Regular readers will be familiar with my burning buttocks pain. Pain shooting through my spine and burning in my buttocks, during menstruation but lately stretching throughout the entire follicular phase. Which I assumed to be caused by endometriosis, given my history, though an MRI could not find anything. Pain that had me seriously wonder how I was going to lead a normal life with, how I would be able to work, especially standing up.
I’m still slightly afraid of saying anything, for fear of jinxing my luck, but it seems I have found a solution. And I’m not talking about prescription-strength painkillers. This could become a long post, but bear with me.
Over the holidays I re-discovered a book about yoga, which I had bought years ago, with the intention of starting, but then I met H and everything changed ;-) and when we moved here I left it back as I wasn’t actually doing any yoga.
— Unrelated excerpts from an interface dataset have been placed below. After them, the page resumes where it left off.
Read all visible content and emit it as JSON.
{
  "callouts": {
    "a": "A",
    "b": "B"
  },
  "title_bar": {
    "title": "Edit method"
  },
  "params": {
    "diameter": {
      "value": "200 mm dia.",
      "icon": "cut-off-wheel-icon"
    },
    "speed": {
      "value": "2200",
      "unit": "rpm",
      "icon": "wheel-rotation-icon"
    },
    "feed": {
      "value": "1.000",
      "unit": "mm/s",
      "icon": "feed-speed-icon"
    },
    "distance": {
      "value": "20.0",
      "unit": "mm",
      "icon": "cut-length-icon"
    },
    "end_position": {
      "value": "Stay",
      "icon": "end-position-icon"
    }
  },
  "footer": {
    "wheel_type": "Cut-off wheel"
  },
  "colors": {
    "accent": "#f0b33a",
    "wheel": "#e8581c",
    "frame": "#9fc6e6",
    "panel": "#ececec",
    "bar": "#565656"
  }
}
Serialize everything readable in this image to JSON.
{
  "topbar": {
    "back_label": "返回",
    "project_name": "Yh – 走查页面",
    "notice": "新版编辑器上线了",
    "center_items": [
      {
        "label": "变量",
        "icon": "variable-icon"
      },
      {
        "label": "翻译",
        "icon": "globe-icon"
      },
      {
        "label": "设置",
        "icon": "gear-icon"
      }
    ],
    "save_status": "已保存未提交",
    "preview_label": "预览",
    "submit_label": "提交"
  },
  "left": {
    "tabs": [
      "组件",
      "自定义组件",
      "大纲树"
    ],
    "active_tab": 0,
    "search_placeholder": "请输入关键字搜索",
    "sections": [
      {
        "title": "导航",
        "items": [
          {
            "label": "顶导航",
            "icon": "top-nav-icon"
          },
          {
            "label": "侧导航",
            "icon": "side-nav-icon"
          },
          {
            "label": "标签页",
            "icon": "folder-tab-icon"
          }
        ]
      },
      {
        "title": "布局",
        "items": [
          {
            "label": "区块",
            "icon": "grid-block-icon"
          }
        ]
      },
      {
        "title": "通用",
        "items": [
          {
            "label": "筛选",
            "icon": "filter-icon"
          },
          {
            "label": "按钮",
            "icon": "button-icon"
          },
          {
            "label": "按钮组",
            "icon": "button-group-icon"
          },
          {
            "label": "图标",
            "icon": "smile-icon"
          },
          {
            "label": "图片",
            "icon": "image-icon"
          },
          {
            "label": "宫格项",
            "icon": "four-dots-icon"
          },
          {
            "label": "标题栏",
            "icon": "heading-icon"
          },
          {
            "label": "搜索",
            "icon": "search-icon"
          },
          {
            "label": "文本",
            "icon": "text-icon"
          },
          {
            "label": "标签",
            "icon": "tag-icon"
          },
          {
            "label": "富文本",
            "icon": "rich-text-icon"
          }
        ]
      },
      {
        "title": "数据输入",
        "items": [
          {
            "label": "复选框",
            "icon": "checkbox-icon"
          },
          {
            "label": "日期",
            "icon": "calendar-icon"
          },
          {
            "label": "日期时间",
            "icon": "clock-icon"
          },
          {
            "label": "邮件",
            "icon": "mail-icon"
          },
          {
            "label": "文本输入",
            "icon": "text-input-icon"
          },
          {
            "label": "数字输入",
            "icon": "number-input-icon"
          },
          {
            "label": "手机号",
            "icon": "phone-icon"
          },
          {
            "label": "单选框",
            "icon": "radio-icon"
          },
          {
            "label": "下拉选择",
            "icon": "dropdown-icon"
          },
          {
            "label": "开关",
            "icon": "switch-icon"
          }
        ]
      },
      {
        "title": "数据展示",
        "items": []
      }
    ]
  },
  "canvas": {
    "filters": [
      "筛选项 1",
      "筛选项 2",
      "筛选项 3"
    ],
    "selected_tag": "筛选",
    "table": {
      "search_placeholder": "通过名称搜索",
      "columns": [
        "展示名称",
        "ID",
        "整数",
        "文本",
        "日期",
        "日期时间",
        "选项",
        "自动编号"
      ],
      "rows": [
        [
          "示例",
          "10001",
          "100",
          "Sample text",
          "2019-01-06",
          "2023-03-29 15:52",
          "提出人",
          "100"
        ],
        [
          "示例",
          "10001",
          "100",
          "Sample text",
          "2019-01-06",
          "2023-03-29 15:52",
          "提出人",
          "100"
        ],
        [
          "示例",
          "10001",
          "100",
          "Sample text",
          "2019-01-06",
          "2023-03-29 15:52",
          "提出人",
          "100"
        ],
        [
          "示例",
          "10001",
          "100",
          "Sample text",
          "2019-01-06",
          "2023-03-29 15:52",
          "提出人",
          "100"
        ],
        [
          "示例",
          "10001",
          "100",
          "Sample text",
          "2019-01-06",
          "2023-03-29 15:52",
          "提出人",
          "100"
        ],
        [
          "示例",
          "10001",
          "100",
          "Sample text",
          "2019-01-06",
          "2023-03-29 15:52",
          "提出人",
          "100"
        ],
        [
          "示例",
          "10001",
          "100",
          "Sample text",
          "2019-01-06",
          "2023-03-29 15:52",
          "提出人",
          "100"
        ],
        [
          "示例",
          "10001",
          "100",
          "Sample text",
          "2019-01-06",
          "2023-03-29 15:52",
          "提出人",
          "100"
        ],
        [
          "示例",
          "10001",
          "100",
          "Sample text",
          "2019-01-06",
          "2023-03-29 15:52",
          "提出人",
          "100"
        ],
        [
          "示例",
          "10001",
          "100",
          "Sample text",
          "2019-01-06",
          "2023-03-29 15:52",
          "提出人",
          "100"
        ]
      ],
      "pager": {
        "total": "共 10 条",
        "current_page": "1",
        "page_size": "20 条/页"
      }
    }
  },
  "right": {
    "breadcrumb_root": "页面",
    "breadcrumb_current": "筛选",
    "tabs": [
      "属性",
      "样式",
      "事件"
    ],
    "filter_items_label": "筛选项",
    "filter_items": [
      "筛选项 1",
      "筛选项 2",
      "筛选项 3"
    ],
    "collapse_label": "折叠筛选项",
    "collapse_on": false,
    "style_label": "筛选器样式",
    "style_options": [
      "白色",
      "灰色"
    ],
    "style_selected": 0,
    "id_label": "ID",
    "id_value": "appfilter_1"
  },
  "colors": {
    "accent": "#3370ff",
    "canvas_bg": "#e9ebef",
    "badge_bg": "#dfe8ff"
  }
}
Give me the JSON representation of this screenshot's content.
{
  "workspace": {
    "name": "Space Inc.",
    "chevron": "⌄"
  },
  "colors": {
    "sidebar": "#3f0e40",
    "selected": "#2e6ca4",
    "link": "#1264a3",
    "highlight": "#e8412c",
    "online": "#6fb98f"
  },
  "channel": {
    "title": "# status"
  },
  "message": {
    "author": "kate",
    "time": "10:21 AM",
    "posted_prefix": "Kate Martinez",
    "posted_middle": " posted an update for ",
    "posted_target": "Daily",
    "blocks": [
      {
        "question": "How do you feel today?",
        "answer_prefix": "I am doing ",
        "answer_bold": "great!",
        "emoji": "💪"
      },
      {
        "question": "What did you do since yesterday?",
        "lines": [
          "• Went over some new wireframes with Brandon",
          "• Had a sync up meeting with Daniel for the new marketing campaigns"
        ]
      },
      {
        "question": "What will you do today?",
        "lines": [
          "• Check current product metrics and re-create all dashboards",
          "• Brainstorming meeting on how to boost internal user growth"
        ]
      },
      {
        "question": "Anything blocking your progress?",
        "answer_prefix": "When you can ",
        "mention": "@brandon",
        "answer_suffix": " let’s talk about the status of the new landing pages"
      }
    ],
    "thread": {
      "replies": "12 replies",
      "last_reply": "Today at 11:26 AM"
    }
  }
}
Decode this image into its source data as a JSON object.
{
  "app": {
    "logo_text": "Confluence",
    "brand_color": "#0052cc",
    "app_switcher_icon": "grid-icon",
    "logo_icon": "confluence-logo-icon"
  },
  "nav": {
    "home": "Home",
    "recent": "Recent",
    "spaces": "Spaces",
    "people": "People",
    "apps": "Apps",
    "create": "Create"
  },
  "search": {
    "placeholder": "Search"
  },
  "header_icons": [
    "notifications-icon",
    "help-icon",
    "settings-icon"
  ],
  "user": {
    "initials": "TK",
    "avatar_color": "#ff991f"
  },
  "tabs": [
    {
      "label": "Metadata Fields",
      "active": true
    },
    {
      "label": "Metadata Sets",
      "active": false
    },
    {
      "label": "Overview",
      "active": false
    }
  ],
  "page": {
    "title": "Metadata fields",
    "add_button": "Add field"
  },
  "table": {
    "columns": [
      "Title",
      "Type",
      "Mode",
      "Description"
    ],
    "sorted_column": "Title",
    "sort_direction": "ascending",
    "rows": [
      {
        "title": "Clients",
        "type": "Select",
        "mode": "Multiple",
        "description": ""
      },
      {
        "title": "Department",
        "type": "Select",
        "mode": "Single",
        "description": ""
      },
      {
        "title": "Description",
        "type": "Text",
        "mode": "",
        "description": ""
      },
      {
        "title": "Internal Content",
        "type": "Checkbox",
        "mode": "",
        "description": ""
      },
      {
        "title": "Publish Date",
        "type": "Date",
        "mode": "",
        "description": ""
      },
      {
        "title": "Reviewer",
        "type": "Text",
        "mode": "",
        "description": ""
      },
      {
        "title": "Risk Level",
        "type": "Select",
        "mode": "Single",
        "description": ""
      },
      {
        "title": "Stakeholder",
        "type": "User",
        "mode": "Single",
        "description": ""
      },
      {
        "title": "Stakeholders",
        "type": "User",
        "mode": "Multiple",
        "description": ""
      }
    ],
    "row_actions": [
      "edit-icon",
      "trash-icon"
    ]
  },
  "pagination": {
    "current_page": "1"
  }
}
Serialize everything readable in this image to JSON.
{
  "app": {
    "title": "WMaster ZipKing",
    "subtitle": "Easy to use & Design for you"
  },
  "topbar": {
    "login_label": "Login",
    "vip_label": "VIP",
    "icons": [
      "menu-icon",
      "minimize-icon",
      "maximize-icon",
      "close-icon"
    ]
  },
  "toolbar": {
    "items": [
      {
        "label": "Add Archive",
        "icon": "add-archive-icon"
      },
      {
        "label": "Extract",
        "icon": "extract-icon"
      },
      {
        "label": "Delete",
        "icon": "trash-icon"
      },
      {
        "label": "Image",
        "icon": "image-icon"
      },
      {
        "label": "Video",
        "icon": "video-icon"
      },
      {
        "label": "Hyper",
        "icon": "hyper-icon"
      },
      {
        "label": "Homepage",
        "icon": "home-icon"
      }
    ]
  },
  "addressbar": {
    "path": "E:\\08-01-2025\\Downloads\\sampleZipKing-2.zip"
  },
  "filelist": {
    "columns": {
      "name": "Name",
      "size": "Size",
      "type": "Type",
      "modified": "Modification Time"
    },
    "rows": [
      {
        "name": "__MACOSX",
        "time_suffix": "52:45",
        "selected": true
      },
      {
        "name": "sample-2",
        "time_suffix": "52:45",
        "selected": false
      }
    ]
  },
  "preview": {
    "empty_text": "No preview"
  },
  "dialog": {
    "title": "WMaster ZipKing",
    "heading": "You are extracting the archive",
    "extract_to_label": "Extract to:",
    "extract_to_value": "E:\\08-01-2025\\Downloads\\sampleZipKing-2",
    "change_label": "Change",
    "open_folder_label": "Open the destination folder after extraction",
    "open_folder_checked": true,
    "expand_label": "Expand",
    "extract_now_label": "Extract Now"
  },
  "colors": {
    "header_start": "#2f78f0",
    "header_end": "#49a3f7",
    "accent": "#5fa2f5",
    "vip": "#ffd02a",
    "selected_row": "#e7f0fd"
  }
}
But a few months ago I bought “Fully Fertile” and began yoga practice they suggest, and so I looked up some poses. Now, whereas Fully Fertile just recommends not to do inversions during menstruation, this other book, in true spirit of my fellow countrymen, provides a more detailed discussion of the issue, finishing with the statement that endometriosis was a clear counter-indication for practicing inversions during menstruation.
Point taken, I thought. Probably because of retrograde menstruation, a theory of how menstrual flow back into the peritoneal cavity could cause endo. I had heard about it when I was first diagnosed, and basically dismissed it because it could not explain all cases of endo. (For example, the first documented case of a woman with endo happened to occur in a patient without an uterus. No retrograde flow here, clearly.) Anyway, I had stuck with the Fully Fertile instructions, so I thought this was not an issue.
Half an hour later, it hit me. While I had avoided inversions, I had been practicing Ai.ki.do, and all those rolling movements could well have the same effect. If you’re wondering why I practiced despite all this pain — exercise actually helped relieve the pain. My first bout of endo, which was finally diagnosed one day before I had major surgery to remove it, started about 9 months after I began practicing Ai.ki.do. Then I rarely practiced for a long time (for other reasons), was on a progesterone-only pill, and pain-free. But last spring I took it up again — somewhat reluctantly, because, you know, I could get pregnant the following month and then I’d have to stop (I wish). And, over the summer, my lovely burning buttocks pain surfaced.
I had dreaded getting my period during the holidays, in anticipation of yet more pain. But, due to travels and sickness, I had not done any Ai.ki.do. And I was in so much less pain, it was unbelievable. This time around (today is CD3), it is even better. Not quite pain-free yet, but if you had promised me this a few months ago, I would not have believed it. And all that because of less exercise? Even if this does not get me pregnant, I’ll take it, any day.
Maybe I got it all wrong. It could be the EPO finally working, or pure coincidence. But this connection is too strong for me to ignore. Oddly enough, I could not find much on the topic online. I’ve read this article about yoga, which supports that you should not practice inversions during menstruation, but claims that retrograde menstruation, and therefore endometriosis, are not an issue. Frankly, I don’t buy it. My body tells me otherwise. And I think this is the key point here. I have to learn to listen to my body. As a scientist, I would love to have well-designed, controlled, double-blind studies for whatever medical or reproductive problem I worry about. Apart from the fact that these simply often do not exist, they can only tell us what works in the majority of patients (ok, actually in a small set that hopefully is representative…). But, identical twins aside, we are all slightly different. We suffer from different side effects, don’t respond in the same way to drugs, hell, some are drunk after one cocktail and others still standing after 3. With badly understood problems it seems to be even worse, whether that be endo or “bad eggs” or what else doctors may have thrown at you, shrugging, not really knowing what to do either.
(It seems like there should be conclusions here, but that feels premature. We’ll see over the coming months if my pain stays away. I’m hopeful. And that is a wonderful feeling.)